A facet joint injection involves injecting local anesthetics and sometimes steroids into or around a facet joint.
The local anesthetics numb the nerves to the facet joint to give pain relief. The steroids reduce inflammation and may make the pain relief last longer.
What is a facet joint?
Your spine is made up of a column of bones called vertebrae. The vertebrae are joined together by small facet joints and spongy discs that sit between your vertebrae. Facet joints help to stabilize your spine.
As you get older wear and tear in your facet joints can cause pain. Often the pain is in another area of your body such as your thigh, buttocks or neck. A facet joint injection is a diagnostic tool to help your consultant confirm that your pain is caused by your wear and tear of your facet joints.

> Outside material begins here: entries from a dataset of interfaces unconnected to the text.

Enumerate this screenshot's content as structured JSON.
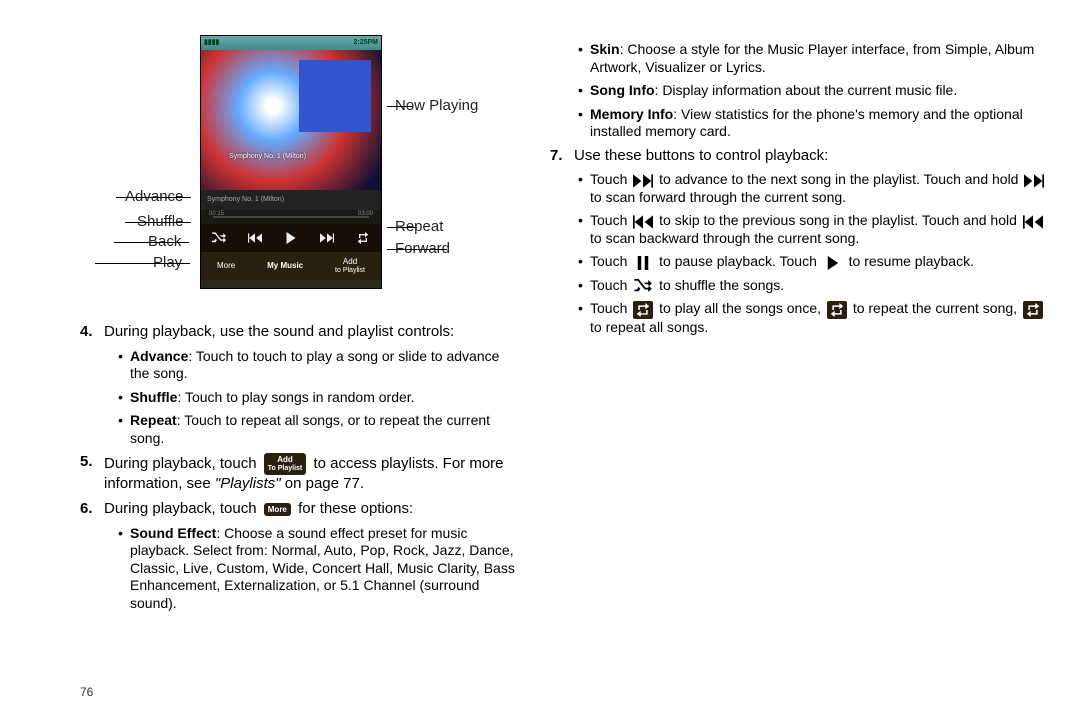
{
  "page_number": "76",
  "figure": {
    "statusbar_left": "▮▮▮▮",
    "statusbar_time": "2:25PM",
    "album_tag": "Symphony No. 1 (Milton)",
    "track_title": "Symphony No. 1 (Milton)",
    "track_pos": "00:15",
    "track_dur": "03:00",
    "softkey_more": "More",
    "softkey_music": "My Music",
    "softkey_add1": "Add",
    "softkey_add2": "to Playlist",
    "callouts": {
      "now_playing": "Now Playing",
      "advance": "Advance",
      "shuffle": "Shuffle",
      "back": "Back",
      "play": "Play",
      "repeat": "Repeat",
      "forward": "Forward"
    }
  },
  "step4": {
    "num": "4.",
    "text": "During playback, use the sound and playlist controls:",
    "bullets": {
      "advance_b": "Advance",
      "advance_t": ": Touch to touch to play a song or slide to advance the song.",
      "shuffle_b": "Shuffle",
      "shuffle_t": ": Touch to play songs in random order.",
      "repeat_b": "Repeat",
      "repeat_t": ": Touch to repeat all songs, or to repeat the current song."
    }
  },
  "step5": {
    "num": "5.",
    "t1": "During playback, touch",
    "btn1": "Add",
    "btn2": "To Playlist",
    "t2": "to access playlists. For more information, see",
    "t3": "\"Playlists\"",
    "t4": " on page 77."
  },
  "step6": {
    "num": "6.",
    "t1": "During playback, touch",
    "btn": "More",
    "t2": "for these options:",
    "bullets": {
      "sound_b": "Sound Effect",
      "sound_t": ": Choose a sound effect preset for music playback. Select from: Normal, Auto, Pop, Rock, Jazz, Dance, Classic, Live, Custom, Wide, Concert Hall, Music Clarity, Bass Enhancement, Externalization, or 5.1 Channel (surround sound)."
    }
  },
  "right_pre_bullets": {
    "skin_b": "Skin",
    "skin_t": ": Choose a style for the Music Player interface, from Simple, Album Artwork, Visualizer or Lyrics.",
    "song_b": "Song Info",
    "song_t": ": Display information about the current music file.",
    "mem_b": "Memory Info",
    "mem_t": ": View statistics for the phone's memory and the optional installed memory card."
  },
  "step7": {
    "num": "7.",
    "text": "Use these buttons to control playback:",
    "bullets": {
      "fwd1": "Touch",
      "fwd2": "to advance to the next song in the playlist. Touch and hold",
      "fwd3": "to scan forward through the current song.",
      "back1": "Touch",
      "back2": "to skip to the previous song in the playlist. Touch and hold",
      "back3": "to scan backward through the current song.",
      "pause1": "Touch",
      "pause2": "to pause playback. Touch",
      "pause3": "to resume playback.",
      "shuf1": "Touch",
      "shuf2": "to shuffle the songs.",
      "rep1": "Touch",
      "rep2": "to play all the songs once,",
      "rep3": "to repeat the current song,",
      "rep4": "to repeat all songs."
    }
  }
}
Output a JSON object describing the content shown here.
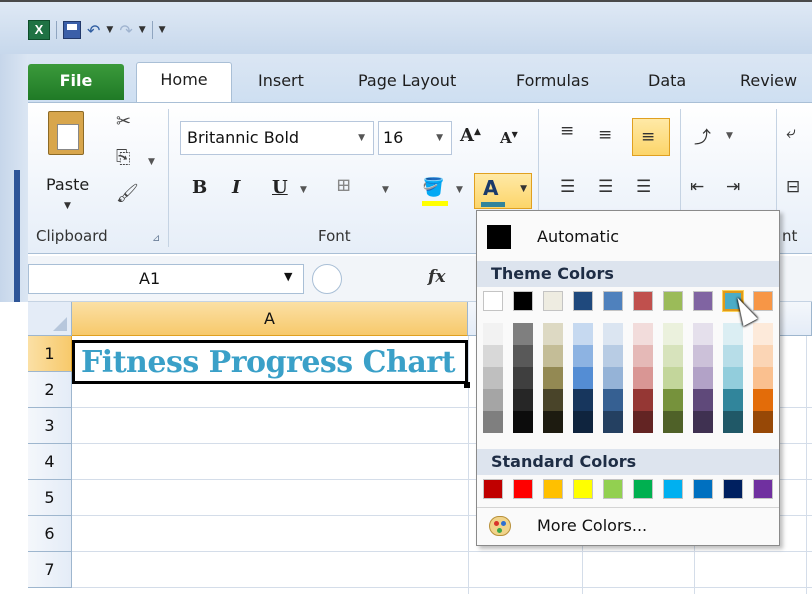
{
  "tabs": [
    {
      "label": "File"
    },
    {
      "label": "Home"
    },
    {
      "label": "Insert"
    },
    {
      "label": "Page Layout"
    },
    {
      "label": "Formulas"
    },
    {
      "label": "Data"
    },
    {
      "label": "Review"
    }
  ],
  "ribbon": {
    "paste_label": "Paste",
    "font_name": "Britannic Bold",
    "font_size": "16",
    "groups": {
      "clipboard": "Clipboard",
      "font": "Font",
      "alignment_partial": "nt"
    },
    "bold": "B",
    "italic": "I",
    "underline": "U"
  },
  "formula_bar": {
    "name_box": "A1",
    "fx_label": "fx"
  },
  "sheet": {
    "columns": [
      "A"
    ],
    "rows": [
      "1",
      "2",
      "3",
      "4",
      "5",
      "6",
      "7"
    ],
    "cell_a1": "Fitness Progress Chart"
  },
  "color_menu": {
    "automatic_label": "Automatic",
    "theme_title": "Theme Colors",
    "standard_title": "Standard Colors",
    "more_colors_label": "More Colors...",
    "theme_top": [
      "#ffffff",
      "#000000",
      "#eeece1",
      "#1f497d",
      "#4f81bd",
      "#c0504d",
      "#9bbb59",
      "#8064a2",
      "#4bacc6",
      "#f79646"
    ],
    "theme_shades": [
      [
        "#f2f2f2",
        "#7f7f7f",
        "#ddd9c3",
        "#c6d9f0",
        "#dbe5f1",
        "#f2dcdb",
        "#ebf1dd",
        "#e5e0ec",
        "#dbeef3",
        "#fdeada"
      ],
      [
        "#d8d8d8",
        "#595959",
        "#c4bd97",
        "#8db3e2",
        "#b8cce4",
        "#e5b9b7",
        "#d7e3bc",
        "#ccc1d9",
        "#b7dde8",
        "#fbd5b5"
      ],
      [
        "#bfbfbf",
        "#3f3f3f",
        "#938953",
        "#548dd4",
        "#95b3d7",
        "#d99694",
        "#c3d69b",
        "#b2a2c7",
        "#92cddc",
        "#fac08f"
      ],
      [
        "#a5a5a5",
        "#262626",
        "#494429",
        "#17365d",
        "#366092",
        "#953734",
        "#76923c",
        "#5f497a",
        "#31859b",
        "#e36c09"
      ],
      [
        "#7f7f7f",
        "#0c0c0c",
        "#1d1b10",
        "#0f243e",
        "#244061",
        "#632423",
        "#4f6128",
        "#3f3151",
        "#205867",
        "#974806"
      ]
    ],
    "standard": [
      "#c00000",
      "#ff0000",
      "#ffc000",
      "#ffff00",
      "#92d050",
      "#00b050",
      "#00b0f0",
      "#0070c0",
      "#002060",
      "#7030a0"
    ],
    "hovered_theme_index": 8
  }
}
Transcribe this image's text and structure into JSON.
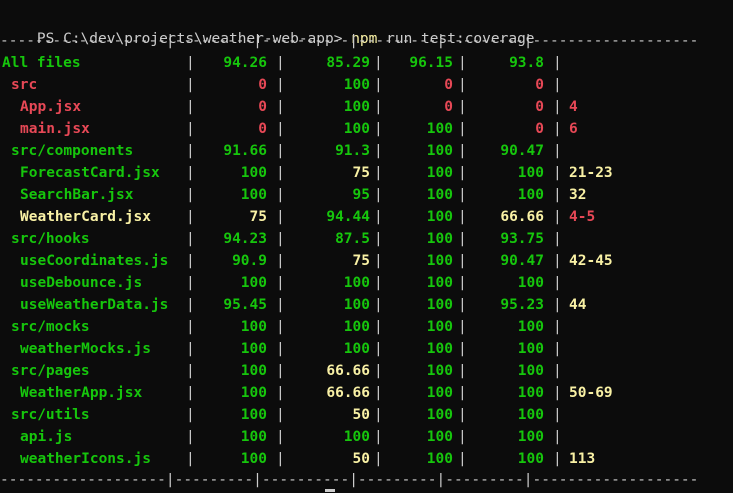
{
  "prompt": {
    "path_text": "PS C:\\dev\\projects\\weather-web-app> ",
    "command": "npm",
    "args": " run test:coverage"
  },
  "separator": "-------------------|---------|----------|---------|---------|-------------------",
  "rows": [
    {
      "name": "All files",
      "stmts": "94.26",
      "branch": "85.29",
      "funcs": "96.15",
      "lines": "93.8",
      "uncovered": "",
      "indent": 0,
      "name_color": "green"
    },
    {
      "name": "src",
      "stmts": "0",
      "branch": "100",
      "funcs": "0",
      "lines": "0",
      "uncovered": "",
      "indent": 1,
      "name_color": "red"
    },
    {
      "name": "App.jsx",
      "stmts": "0",
      "branch": "100",
      "funcs": "0",
      "lines": "0",
      "uncovered": "4",
      "indent": 2,
      "name_color": "red"
    },
    {
      "name": "main.jsx",
      "stmts": "0",
      "branch": "100",
      "funcs": "100",
      "lines": "0",
      "uncovered": "6",
      "indent": 2,
      "name_color": "red"
    },
    {
      "name": "src/components",
      "stmts": "91.66",
      "branch": "91.3",
      "funcs": "100",
      "lines": "90.47",
      "uncovered": "",
      "indent": 1,
      "name_color": "green"
    },
    {
      "name": "ForecastCard.jsx",
      "stmts": "100",
      "branch": "75",
      "funcs": "100",
      "lines": "100",
      "uncovered": "21-23",
      "indent": 2,
      "name_color": "green"
    },
    {
      "name": "SearchBar.jsx",
      "stmts": "100",
      "branch": "95",
      "funcs": "100",
      "lines": "100",
      "uncovered": "32",
      "indent": 2,
      "name_color": "green"
    },
    {
      "name": "WeatherCard.jsx",
      "stmts": "75",
      "branch": "94.44",
      "funcs": "100",
      "lines": "66.66",
      "uncovered": "4-5",
      "indent": 2,
      "name_color": "yellow"
    },
    {
      "name": "src/hooks",
      "stmts": "94.23",
      "branch": "87.5",
      "funcs": "100",
      "lines": "93.75",
      "uncovered": "",
      "indent": 1,
      "name_color": "green"
    },
    {
      "name": "useCoordinates.js",
      "stmts": "90.9",
      "branch": "75",
      "funcs": "100",
      "lines": "90.47",
      "uncovered": "42-45",
      "indent": 2,
      "name_color": "green"
    },
    {
      "name": "useDebounce.js",
      "stmts": "100",
      "branch": "100",
      "funcs": "100",
      "lines": "100",
      "uncovered": "",
      "indent": 2,
      "name_color": "green"
    },
    {
      "name": "useWeatherData.js",
      "stmts": "95.45",
      "branch": "100",
      "funcs": "100",
      "lines": "95.23",
      "uncovered": "44",
      "indent": 2,
      "name_color": "green"
    },
    {
      "name": "src/mocks",
      "stmts": "100",
      "branch": "100",
      "funcs": "100",
      "lines": "100",
      "uncovered": "",
      "indent": 1,
      "name_color": "green"
    },
    {
      "name": "weatherMocks.js",
      "stmts": "100",
      "branch": "100",
      "funcs": "100",
      "lines": "100",
      "uncovered": "",
      "indent": 2,
      "name_color": "green"
    },
    {
      "name": "src/pages",
      "stmts": "100",
      "branch": "66.66",
      "funcs": "100",
      "lines": "100",
      "uncovered": "",
      "indent": 1,
      "name_color": "green"
    },
    {
      "name": "WeatherApp.jsx",
      "stmts": "100",
      "branch": "66.66",
      "funcs": "100",
      "lines": "100",
      "uncovered": "50-69",
      "indent": 2,
      "name_color": "green"
    },
    {
      "name": "src/utils",
      "stmts": "100",
      "branch": "50",
      "funcs": "100",
      "lines": "100",
      "uncovered": "",
      "indent": 1,
      "name_color": "green"
    },
    {
      "name": "api.js",
      "stmts": "100",
      "branch": "100",
      "funcs": "100",
      "lines": "100",
      "uncovered": "",
      "indent": 2,
      "name_color": "green"
    },
    {
      "name": "weatherIcons.js",
      "stmts": "100",
      "branch": "50",
      "funcs": "100",
      "lines": "100",
      "uncovered": "113",
      "indent": 2,
      "name_color": "green"
    }
  ],
  "colors": {
    "background": "#0c0c0c",
    "text": "#cccccc",
    "green": "#16c60c",
    "red": "#e74856",
    "yellow": "#f9f1a5"
  }
}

How long does it take to do?
The actual injection takes only a few minutes. Please allow about an hour for the procedure.
Will it hurt?
All of our procedures begin by injecting a small amount of local anesthetic through a very small needle. It feels like a little pinch and then a slight burning as the local anesthetic starts numbing the skin. After the skin is numb, the procedure needle feels like a bit of pressure at the injection site. If you experience any pain during the procedure, the doctor will inject more local anesthetic as needed.
Medial branch blocks
Medical branch block is an injection of a local anaesthetic near the medial branch nerves to temporarily block the pain signal carried from the facet joints of the spine to the brain. It is used to assist your physician in diagnosing the cause of your back pain.
Facet joints are the joints connecting the different vertebrae of the spine to each other. Medial branch nerves are small nerves that supply the facet joints of the spine. If a medial branch block is successful in confirming the patient’s back pain is originating from the facet joints, Radiofrequency Rhizotomy is indicated to provide longer pain relief.